With the commitment of Clark right-hander Jake Neely, Arizona State again locked in at least one of the premier prospects in Texas. Kansas State has also made a habit of doing the same and this year’s version is St. Thomas two-way prospect Donte Lewis, who has a ton of untapped potential on the mound but is also a really talented right-handed hitting infielder. Considering the ties Rob Childress has in the state and how much new assistant coach Mike Sirianni recruited Texas while he was at Wichita State, we’ll probably see Nebraska continue to end up landing some promising players from Texas. Navasota left-handed hitting infielder Devin Nunez is going to arrive in Lincoln able to push for immediate playing time. Cooper Markle showed this fall he’s one of the best left-handed hitters in Texas and Aiden White and Blake Encarnacion were both shrewd adds on the pitching side.
A few more of my favorite recruiting wins for programs…
East Texas Baptist University does a phenomenal job in Texas and getting Chance Crawford from Bryan was a major win. This summer, Crawford, a left-handed hitting center fielder, ran a 6.34 60-yard dash, had a 36.9-inch vertical jump and a 116-inch broad jump. Good luck finding a better athlete in Texas. I watched him time smack line drives against low 90s velocity this summer. Our Lady of the Lake University gained a commitment from Brandeis’ Drew Saucedo, another really impressive athlete from the Texas Twelve program who can fly and hit. All Allen infielder Tate Greene did during the spring and summer is hit homers. Central Arkansas likely landed a key contributor sooner than later for its program.
It's not an accident…

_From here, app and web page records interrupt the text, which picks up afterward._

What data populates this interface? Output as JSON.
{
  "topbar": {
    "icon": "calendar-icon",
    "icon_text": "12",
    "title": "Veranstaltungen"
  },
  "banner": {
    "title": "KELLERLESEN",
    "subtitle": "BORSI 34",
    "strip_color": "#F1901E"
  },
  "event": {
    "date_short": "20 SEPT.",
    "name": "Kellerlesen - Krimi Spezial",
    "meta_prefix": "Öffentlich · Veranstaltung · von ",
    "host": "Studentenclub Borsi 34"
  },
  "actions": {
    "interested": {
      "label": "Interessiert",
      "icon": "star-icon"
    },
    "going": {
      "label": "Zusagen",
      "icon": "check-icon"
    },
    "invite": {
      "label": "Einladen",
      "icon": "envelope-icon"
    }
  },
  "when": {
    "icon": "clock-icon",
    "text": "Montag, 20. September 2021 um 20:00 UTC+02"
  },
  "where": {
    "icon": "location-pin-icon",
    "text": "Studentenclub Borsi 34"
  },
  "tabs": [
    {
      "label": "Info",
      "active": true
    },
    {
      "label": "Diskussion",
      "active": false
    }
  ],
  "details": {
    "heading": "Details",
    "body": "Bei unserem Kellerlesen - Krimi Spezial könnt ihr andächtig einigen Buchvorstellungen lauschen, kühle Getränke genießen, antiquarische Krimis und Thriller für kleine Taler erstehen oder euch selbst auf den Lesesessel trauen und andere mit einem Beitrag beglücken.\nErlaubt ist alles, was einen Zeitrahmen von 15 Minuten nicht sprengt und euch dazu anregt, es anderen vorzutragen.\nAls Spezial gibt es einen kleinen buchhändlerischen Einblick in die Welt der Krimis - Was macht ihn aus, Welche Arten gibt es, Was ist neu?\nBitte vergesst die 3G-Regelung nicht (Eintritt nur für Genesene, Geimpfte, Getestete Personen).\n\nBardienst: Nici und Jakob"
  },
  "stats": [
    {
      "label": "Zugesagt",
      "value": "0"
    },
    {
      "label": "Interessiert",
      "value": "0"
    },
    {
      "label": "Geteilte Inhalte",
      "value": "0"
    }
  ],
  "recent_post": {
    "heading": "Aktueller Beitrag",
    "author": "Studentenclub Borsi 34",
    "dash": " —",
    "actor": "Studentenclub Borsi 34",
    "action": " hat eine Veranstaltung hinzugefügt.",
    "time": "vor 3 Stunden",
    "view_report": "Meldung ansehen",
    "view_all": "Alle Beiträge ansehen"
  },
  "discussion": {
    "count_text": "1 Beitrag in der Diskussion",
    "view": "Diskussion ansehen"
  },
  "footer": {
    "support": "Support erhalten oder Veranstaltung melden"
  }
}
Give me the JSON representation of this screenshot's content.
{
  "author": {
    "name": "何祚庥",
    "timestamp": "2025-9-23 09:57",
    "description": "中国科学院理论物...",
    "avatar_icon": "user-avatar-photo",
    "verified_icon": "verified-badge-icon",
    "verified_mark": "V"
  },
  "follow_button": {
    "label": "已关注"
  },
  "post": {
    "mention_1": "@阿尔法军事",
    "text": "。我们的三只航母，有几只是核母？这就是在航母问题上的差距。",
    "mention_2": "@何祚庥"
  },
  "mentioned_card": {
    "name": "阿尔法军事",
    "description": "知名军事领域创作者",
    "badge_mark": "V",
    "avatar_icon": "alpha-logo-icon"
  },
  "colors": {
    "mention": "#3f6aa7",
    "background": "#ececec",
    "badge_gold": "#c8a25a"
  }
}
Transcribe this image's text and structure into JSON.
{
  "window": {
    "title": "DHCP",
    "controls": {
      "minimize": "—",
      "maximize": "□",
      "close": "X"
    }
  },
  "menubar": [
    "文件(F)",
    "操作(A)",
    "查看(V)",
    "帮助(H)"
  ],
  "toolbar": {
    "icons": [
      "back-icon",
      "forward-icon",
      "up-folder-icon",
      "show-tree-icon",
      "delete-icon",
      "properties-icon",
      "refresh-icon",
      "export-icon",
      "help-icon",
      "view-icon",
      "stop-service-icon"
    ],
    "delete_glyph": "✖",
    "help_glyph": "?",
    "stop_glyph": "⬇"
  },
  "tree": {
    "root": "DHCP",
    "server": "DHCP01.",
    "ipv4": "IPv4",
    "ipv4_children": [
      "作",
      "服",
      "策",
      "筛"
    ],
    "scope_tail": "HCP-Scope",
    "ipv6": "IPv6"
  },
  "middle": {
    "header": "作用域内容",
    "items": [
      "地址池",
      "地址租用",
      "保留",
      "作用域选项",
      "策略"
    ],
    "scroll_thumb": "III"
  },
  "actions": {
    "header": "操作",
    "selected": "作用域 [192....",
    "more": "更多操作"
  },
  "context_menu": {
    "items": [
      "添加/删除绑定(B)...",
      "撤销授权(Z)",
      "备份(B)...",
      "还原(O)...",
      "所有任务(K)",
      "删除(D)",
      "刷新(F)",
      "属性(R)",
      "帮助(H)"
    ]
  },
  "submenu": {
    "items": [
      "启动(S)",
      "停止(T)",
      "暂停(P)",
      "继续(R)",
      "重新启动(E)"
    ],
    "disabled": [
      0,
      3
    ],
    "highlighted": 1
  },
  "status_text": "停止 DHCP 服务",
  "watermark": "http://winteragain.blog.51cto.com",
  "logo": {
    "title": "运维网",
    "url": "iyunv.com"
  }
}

Now in my third fall with Five Tool, the more I cover high school baseball the more one thing becomes obvious: the coaching staffs who truly work, get on the road to see players and use their relationships around the region to find players are the coaching staffs who benefit the most this time of the year. And that applies to all levels – major D1, mid-major D1, D2, JUCO and D3.